In fact, about the only region thirsting for good brewers seems to be the Deep South. No company there makes it onto RateBeer's Top 50 list. And in many states in Old Dixie, it's a challenge to find any beer besides the mass-marketed varieties.
Unlike some beer competitions that take place at festivals with professional tasters judging the merits and demerits of various beers, this one was strictly Web-based. The tasting "panel" consisted of everyday drinkers -- amateurs, in other words, not pros.
Those judges were thousands of beer lovers, mostly aged 25 to 35. They sampled respective brews at home then went to the Web site to log their votes and opinions.
"The world's most avid amateur beer enthusiasts participated," RateBeer's Joe Tucker said in a press release. "Because of their amateur status there were no minced words in the reviews -- beers were rated frankly and freely."
Even if the survey wasn't exactly "scientific," RateBeer's total archive is a big one, with over a half million beer ratings collected on its servers. And it shows that American brewers can more than hold their own against a world of choices.

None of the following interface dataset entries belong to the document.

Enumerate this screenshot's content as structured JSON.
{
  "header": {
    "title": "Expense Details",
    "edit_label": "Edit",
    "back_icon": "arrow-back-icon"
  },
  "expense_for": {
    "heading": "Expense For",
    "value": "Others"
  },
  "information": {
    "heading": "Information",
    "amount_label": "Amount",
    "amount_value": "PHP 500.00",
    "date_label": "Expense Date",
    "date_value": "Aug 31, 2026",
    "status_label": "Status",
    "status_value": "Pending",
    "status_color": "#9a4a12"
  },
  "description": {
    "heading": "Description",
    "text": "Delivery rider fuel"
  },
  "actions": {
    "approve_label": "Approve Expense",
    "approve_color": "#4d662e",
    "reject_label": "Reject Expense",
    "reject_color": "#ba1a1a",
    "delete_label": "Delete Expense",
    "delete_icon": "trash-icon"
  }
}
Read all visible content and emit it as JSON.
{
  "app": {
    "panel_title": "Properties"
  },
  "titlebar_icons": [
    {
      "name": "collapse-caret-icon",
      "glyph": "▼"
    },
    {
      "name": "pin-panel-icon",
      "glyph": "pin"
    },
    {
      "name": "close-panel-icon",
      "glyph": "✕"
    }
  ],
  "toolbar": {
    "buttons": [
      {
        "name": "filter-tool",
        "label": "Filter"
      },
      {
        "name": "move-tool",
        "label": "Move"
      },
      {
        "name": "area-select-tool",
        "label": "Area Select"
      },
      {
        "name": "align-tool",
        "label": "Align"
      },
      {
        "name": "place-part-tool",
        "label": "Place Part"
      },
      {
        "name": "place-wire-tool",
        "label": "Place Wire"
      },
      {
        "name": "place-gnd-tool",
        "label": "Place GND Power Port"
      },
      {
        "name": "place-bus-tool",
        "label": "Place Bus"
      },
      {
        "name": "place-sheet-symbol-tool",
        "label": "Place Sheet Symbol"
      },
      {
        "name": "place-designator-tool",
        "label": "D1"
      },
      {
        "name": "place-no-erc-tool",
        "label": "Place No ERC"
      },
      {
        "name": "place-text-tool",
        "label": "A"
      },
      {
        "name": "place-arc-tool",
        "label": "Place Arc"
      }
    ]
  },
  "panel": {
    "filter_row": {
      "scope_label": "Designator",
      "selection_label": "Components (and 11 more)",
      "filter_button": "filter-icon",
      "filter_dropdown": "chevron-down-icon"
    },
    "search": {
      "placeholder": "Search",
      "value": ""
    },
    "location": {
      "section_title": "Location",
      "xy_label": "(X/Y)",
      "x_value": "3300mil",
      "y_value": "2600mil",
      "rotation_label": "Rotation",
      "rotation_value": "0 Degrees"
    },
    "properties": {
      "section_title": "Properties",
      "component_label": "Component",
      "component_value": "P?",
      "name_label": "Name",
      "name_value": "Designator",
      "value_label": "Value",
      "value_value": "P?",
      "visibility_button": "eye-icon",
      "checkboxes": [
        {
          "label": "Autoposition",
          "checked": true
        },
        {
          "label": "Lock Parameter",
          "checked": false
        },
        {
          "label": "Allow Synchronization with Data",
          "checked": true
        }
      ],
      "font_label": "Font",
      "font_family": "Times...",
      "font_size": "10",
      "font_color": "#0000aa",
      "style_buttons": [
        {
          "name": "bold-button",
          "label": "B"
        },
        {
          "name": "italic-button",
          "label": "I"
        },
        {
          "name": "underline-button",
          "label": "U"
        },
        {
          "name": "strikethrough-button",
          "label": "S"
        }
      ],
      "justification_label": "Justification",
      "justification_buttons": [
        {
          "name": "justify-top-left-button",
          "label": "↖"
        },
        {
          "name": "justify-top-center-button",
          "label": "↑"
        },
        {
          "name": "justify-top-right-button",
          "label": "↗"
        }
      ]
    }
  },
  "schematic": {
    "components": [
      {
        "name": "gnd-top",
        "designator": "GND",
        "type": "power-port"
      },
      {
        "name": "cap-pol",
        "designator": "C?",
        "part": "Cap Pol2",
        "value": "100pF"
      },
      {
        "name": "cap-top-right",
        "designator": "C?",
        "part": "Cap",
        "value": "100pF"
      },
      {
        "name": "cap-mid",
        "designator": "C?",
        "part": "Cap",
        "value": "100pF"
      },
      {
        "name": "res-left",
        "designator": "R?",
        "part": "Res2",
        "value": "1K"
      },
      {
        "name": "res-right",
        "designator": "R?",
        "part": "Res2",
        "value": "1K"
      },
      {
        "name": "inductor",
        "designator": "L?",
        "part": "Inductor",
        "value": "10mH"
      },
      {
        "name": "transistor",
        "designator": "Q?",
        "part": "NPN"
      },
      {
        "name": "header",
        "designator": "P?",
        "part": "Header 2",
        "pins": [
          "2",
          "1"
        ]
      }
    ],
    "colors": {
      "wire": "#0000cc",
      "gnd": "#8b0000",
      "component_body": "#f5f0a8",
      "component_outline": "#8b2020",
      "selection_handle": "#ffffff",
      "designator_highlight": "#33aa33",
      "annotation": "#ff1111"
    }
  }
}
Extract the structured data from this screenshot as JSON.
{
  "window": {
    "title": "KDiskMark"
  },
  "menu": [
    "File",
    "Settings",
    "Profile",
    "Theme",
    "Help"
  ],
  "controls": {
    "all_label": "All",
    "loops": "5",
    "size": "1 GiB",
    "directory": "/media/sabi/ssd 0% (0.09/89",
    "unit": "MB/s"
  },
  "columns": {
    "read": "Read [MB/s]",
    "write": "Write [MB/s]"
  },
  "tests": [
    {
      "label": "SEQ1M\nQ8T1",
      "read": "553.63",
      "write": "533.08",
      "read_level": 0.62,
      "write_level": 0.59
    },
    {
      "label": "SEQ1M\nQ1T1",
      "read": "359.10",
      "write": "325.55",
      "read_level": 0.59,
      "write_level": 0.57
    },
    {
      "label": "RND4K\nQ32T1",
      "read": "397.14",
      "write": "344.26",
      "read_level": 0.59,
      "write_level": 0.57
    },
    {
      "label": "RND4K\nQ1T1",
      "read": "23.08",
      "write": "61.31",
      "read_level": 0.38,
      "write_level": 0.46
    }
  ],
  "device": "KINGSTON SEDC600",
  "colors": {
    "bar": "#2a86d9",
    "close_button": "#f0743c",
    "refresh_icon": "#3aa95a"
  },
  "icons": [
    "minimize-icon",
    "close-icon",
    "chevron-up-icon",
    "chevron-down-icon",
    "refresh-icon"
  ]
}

On Independence Day weekend, that's something to celebrate.
The Good Life is a weekly column that chronicles products, people and trends in luxury consumer goods, travel, and fine food and drink. Write to: firstname.lastname@example.org.